WHAT TO PRODUCE -
What the response needs is every record, repeated verbatim, and no images.

*** Opening of ENTRIES SUPPLIED ***

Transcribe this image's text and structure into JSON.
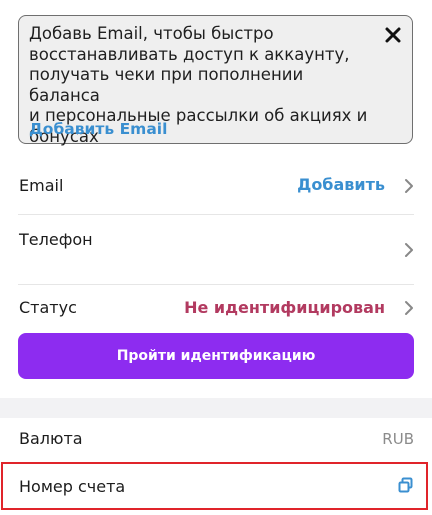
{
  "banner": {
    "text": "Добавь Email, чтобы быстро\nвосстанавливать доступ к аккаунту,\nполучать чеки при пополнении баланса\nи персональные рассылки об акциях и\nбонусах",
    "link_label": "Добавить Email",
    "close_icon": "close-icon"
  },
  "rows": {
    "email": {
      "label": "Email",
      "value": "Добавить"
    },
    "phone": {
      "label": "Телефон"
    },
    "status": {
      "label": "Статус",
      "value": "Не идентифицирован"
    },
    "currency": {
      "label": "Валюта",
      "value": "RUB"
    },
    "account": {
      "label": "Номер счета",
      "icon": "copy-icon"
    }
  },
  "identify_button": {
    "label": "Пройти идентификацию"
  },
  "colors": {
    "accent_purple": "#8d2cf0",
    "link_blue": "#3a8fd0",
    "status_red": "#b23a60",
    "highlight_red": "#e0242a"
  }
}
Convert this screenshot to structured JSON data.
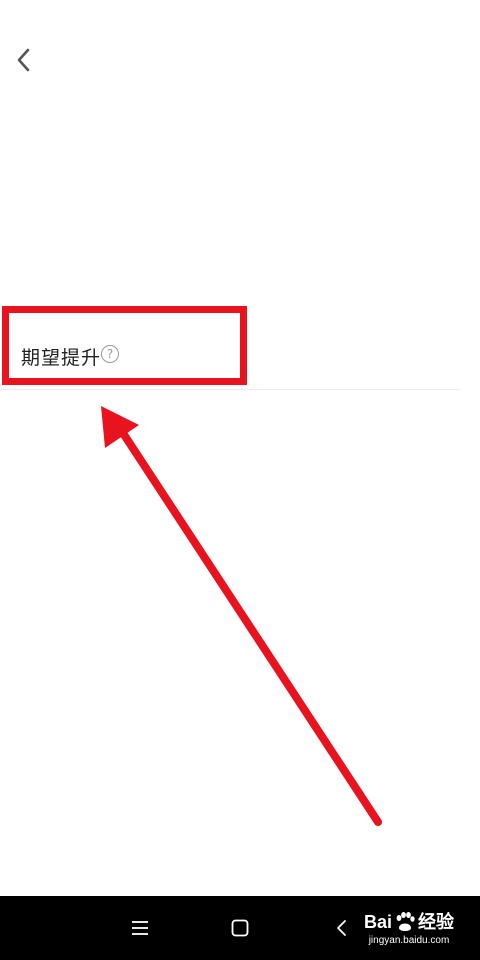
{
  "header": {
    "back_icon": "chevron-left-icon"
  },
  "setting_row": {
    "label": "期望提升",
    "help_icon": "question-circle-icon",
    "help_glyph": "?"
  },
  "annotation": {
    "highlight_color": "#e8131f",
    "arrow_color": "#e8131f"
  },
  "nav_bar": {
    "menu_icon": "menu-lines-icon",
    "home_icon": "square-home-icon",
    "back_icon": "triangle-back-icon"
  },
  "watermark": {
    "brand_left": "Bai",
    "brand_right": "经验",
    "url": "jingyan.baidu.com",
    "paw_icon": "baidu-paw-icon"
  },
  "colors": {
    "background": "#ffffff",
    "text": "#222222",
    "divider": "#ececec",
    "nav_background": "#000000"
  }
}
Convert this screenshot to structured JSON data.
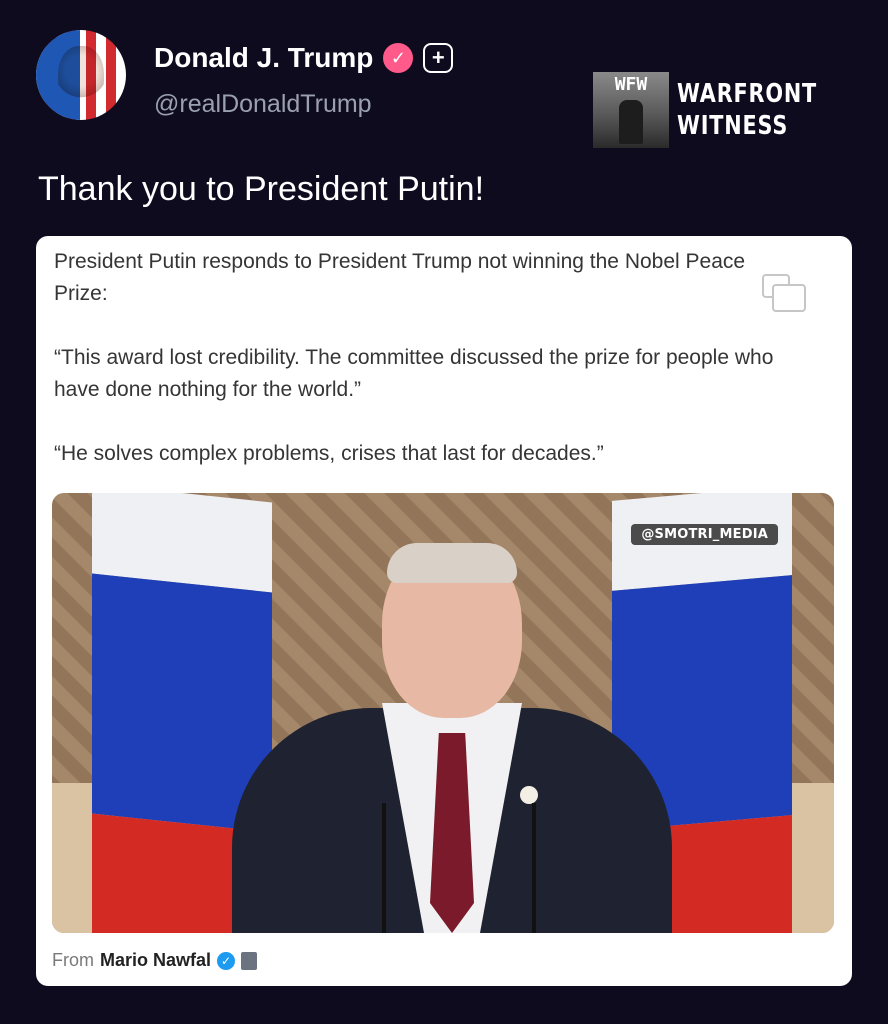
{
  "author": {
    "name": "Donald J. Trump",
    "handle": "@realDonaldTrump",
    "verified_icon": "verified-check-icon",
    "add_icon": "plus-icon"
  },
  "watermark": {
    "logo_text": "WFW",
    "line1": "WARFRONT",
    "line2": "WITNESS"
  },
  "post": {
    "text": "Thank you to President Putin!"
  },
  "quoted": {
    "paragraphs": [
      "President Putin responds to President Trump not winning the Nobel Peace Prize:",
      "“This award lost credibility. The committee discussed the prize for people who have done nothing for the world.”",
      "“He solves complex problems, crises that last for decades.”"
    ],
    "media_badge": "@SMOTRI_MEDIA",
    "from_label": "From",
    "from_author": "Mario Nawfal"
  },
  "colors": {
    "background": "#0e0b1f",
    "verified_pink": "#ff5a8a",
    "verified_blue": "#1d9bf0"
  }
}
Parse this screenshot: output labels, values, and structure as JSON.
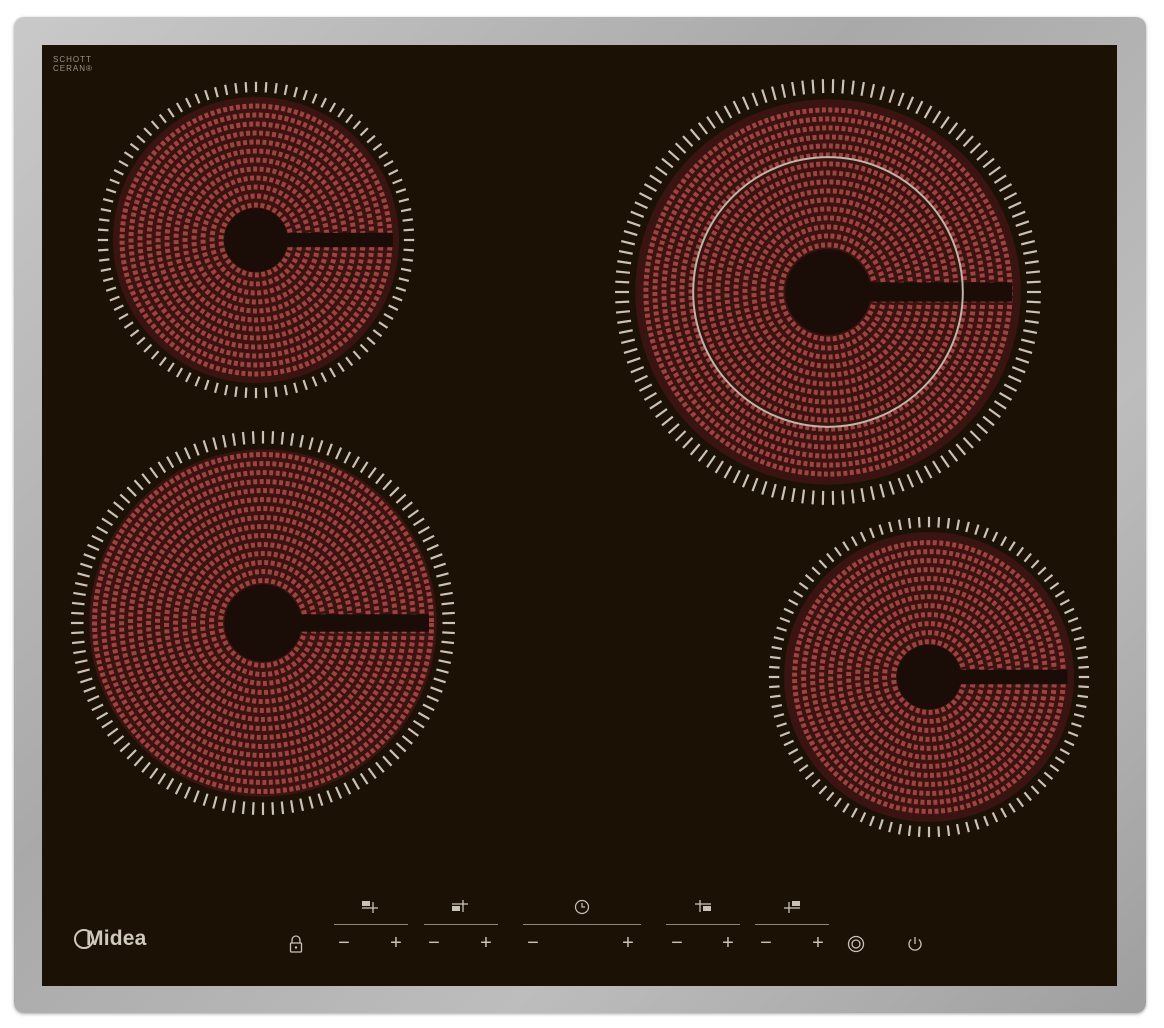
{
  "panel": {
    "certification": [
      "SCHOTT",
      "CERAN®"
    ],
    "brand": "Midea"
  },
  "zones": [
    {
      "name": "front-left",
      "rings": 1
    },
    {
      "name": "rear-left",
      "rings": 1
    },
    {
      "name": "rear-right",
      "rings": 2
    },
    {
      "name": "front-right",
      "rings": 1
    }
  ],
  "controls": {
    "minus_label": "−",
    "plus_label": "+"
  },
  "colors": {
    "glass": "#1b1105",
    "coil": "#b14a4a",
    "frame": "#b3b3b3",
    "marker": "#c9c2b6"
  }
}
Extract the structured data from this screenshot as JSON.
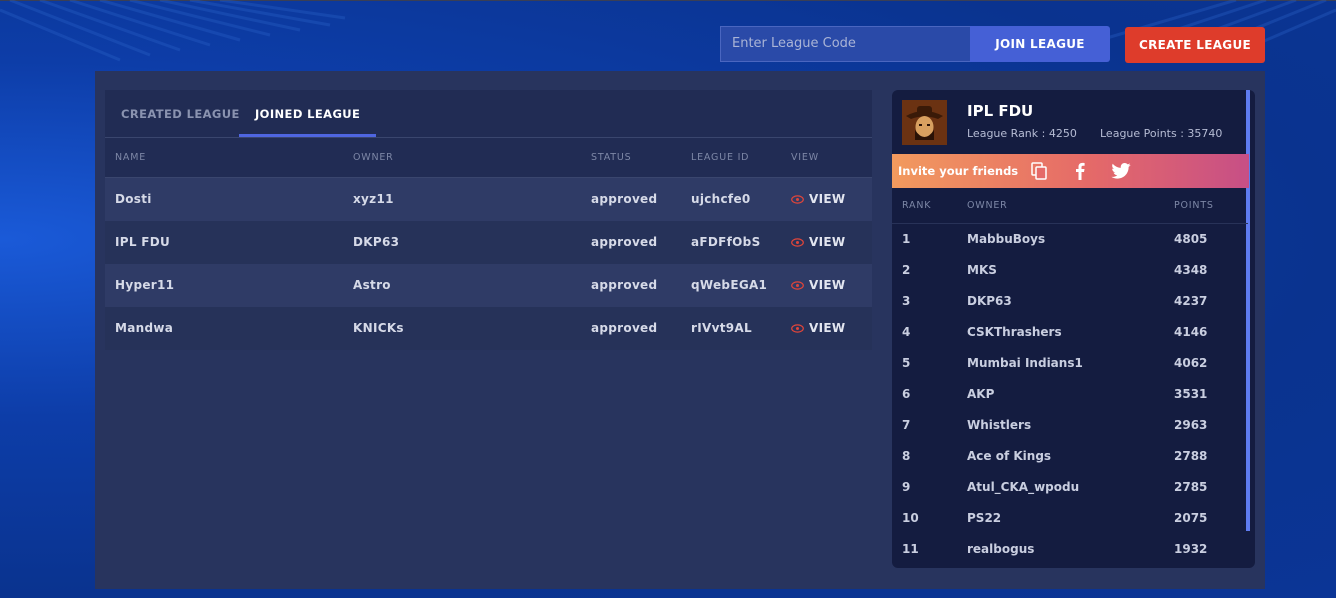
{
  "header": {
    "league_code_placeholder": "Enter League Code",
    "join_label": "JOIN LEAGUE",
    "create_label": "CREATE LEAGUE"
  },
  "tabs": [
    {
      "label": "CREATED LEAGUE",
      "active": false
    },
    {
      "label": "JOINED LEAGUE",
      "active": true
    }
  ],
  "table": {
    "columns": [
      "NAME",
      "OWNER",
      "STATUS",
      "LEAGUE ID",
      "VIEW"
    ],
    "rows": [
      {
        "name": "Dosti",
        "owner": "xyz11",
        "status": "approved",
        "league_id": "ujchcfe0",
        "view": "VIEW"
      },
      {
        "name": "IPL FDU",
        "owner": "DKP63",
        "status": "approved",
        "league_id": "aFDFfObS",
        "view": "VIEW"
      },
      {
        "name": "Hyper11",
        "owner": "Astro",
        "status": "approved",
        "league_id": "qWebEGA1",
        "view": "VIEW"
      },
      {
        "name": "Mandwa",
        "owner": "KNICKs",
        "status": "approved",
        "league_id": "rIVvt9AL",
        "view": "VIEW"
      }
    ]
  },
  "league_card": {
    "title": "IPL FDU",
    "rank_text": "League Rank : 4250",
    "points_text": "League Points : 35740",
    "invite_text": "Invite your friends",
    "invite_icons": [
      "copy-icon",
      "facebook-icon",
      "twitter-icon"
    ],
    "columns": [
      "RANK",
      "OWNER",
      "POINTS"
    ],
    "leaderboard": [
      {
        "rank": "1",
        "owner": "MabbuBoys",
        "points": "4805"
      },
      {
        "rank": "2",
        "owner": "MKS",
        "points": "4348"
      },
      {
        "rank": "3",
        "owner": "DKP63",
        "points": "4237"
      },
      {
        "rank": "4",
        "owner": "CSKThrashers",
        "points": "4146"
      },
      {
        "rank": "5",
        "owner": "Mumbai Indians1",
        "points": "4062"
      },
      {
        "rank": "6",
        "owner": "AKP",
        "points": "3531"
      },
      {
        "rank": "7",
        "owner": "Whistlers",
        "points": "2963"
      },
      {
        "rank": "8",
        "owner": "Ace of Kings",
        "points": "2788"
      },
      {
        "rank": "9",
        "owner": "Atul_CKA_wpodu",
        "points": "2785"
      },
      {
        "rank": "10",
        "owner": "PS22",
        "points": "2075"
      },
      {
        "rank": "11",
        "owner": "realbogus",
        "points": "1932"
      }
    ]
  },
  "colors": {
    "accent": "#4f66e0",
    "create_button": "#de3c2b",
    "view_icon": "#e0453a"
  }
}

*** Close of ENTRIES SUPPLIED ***

RESULT OF THE EXERCISE -
Transcribe this image's text and structure into JSON.
{
  "banner": {
    "text": "Добавь Email, чтобы быстро\nвосстанавливать доступ к аккаунту,\nполучать чеки при пополнении баланса\nи персональные рассылки об акциях и\nбонусах",
    "link_label": "Добавить Email",
    "close_icon": "close-icon"
  },
  "rows": {
    "email": {
      "label": "Email",
      "value": "Добавить"
    },
    "phone": {
      "label": "Телефон"
    },
    "status": {
      "label": "Статус",
      "value": "Не идентифицирован"
    },
    "currency": {
      "label": "Валюта",
      "value": "RUB"
    },
    "account": {
      "label": "Номер счета",
      "icon": "copy-icon"
    }
  },
  "identify_button": {
    "label": "Пройти идентификацию"
  },
  "colors": {
    "accent_purple": "#8d2cf0",
    "link_blue": "#3a8fd0",
    "status_red": "#b23a60",
    "highlight_red": "#e0242a"
  }
}
Convert this screenshot to structured JSON data.
{
  "header": {
    "back_icon": "chevron-left-icon"
  },
  "setting_row": {
    "label": "期望提升",
    "help_icon": "question-circle-icon",
    "help_glyph": "?"
  },
  "annotation": {
    "highlight_color": "#e8131f",
    "arrow_color": "#e8131f"
  },
  "nav_bar": {
    "menu_icon": "menu-lines-icon",
    "home_icon": "square-home-icon",
    "back_icon": "triangle-back-icon"
  },
  "watermark": {
    "brand_left": "Bai",
    "brand_right": "经验",
    "url": "jingyan.baidu.com",
    "paw_icon": "baidu-paw-icon"
  },
  "colors": {
    "background": "#ffffff",
    "text": "#222222",
    "divider": "#ececec",
    "nav_background": "#000000"
  }
}
Convert this screenshot to structured JSON data.
{
  "author": {
    "name": "Donald J. Trump",
    "handle": "@realDonaldTrump",
    "verified_icon": "verified-check-icon",
    "add_icon": "plus-icon"
  },
  "watermark": {
    "logo_text": "WFW",
    "line1": "WARFRONT",
    "line2": "WITNESS"
  },
  "post": {
    "text": "Thank you to President Putin!"
  },
  "quoted": {
    "paragraphs": [
      "President Putin responds to President Trump not winning the Nobel Peace Prize:",
      "“This award lost credibility. The committee discussed the prize for people who have done nothing for the world.”",
      "“He solves complex problems, crises that last for decades.”"
    ],
    "media_badge": "@SMOTRI_MEDIA",
    "from_label": "From",
    "from_author": "Mario Nawfal"
  },
  "colors": {
    "background": "#0e0b1f",
    "verified_pink": "#ff5a8a",
    "verified_blue": "#1d9bf0"
  }
}
Parse this screenshot: output labels, values, and structure as JSON.
{
  "panel": {
    "certification": [
      "SCHOTT",
      "CERAN®"
    ],
    "brand": "Midea"
  },
  "zones": [
    {
      "name": "front-left",
      "rings": 1
    },
    {
      "name": "rear-left",
      "rings": 1
    },
    {
      "name": "rear-right",
      "rings": 2
    },
    {
      "name": "front-right",
      "rings": 1
    }
  ],
  "controls": {
    "minus_label": "−",
    "plus_label": "+"
  },
  "colors": {
    "glass": "#1b1105",
    "coil": "#b14a4a",
    "frame": "#b3b3b3",
    "marker": "#c9c2b6"
  }
}
Extract the structured data from this screenshot as JSON.
{
  "header": {
    "league_code_placeholder": "Enter League Code",
    "join_label": "JOIN LEAGUE",
    "create_label": "CREATE LEAGUE"
  },
  "tabs": [
    {
      "label": "CREATED LEAGUE",
      "active": false
    },
    {
      "label": "JOINED LEAGUE",
      "active": true
    }
  ],
  "table": {
    "columns": [
      "NAME",
      "OWNER",
      "STATUS",
      "LEAGUE ID",
      "VIEW"
    ],
    "rows": [
      {
        "name": "Dosti",
        "owner": "xyz11",
        "status": "approved",
        "league_id": "ujchcfe0",
        "view": "VIEW"
      },
      {
        "name": "IPL FDU",
        "owner": "DKP63",
        "status": "approved",
        "league_id": "aFDFfObS",
        "view": "VIEW"
      },
      {
        "name": "Hyper11",
        "owner": "Astro",
        "status": "approved",
        "league_id": "qWebEGA1",
        "view": "VIEW"
      },
      {
        "name": "Mandwa",
        "owner": "KNICKs",
        "status": "approved",
        "league_id": "rIVvt9AL",
        "view": "VIEW"
      }
    ]
  },
  "league_card": {
    "title": "IPL FDU",
    "rank_text": "League Rank : 4250",
    "points_text": "League Points : 35740",
    "invite_text": "Invite your friends",
    "invite_icons": [
      "copy-icon",
      "facebook-icon",
      "twitter-icon"
    ],
    "columns": [
      "RANK",
      "OWNER",
      "POINTS"
    ],
    "leaderboard": [
      {
        "rank": "1",
        "owner": "MabbuBoys",
        "points": "4805"
      },
      {
        "rank": "2",
        "owner": "MKS",
        "points": "4348"
      },
      {
        "rank": "3",
        "owner": "DKP63",
        "points": "4237"
      },
      {
        "rank": "4",
        "owner": "CSKThrashers",
        "points": "4146"
      },
      {
        "rank": "5",
        "owner": "Mumbai Indians1",
        "points": "4062"
      },
      {
        "rank": "6",
        "owner": "AKP",
        "points": "3531"
      },
      {
        "rank": "7",
        "owner": "Whistlers",
        "points": "2963"
      },
      {
        "rank": "8",
        "owner": "Ace of Kings",
        "points": "2788"
      },
      {
        "rank": "9",
        "owner": "Atul_CKA_wpodu",
        "points": "2785"
      },
      {
        "rank": "10",
        "owner": "PS22",
        "points": "2075"
      },
      {
        "rank": "11",
        "owner": "realbogus",
        "points": "1932"
      }
    ]
  },
  "colors": {
    "accent": "#4f66e0",
    "create_button": "#de3c2b",
    "view_icon": "#e0453a"
  }
}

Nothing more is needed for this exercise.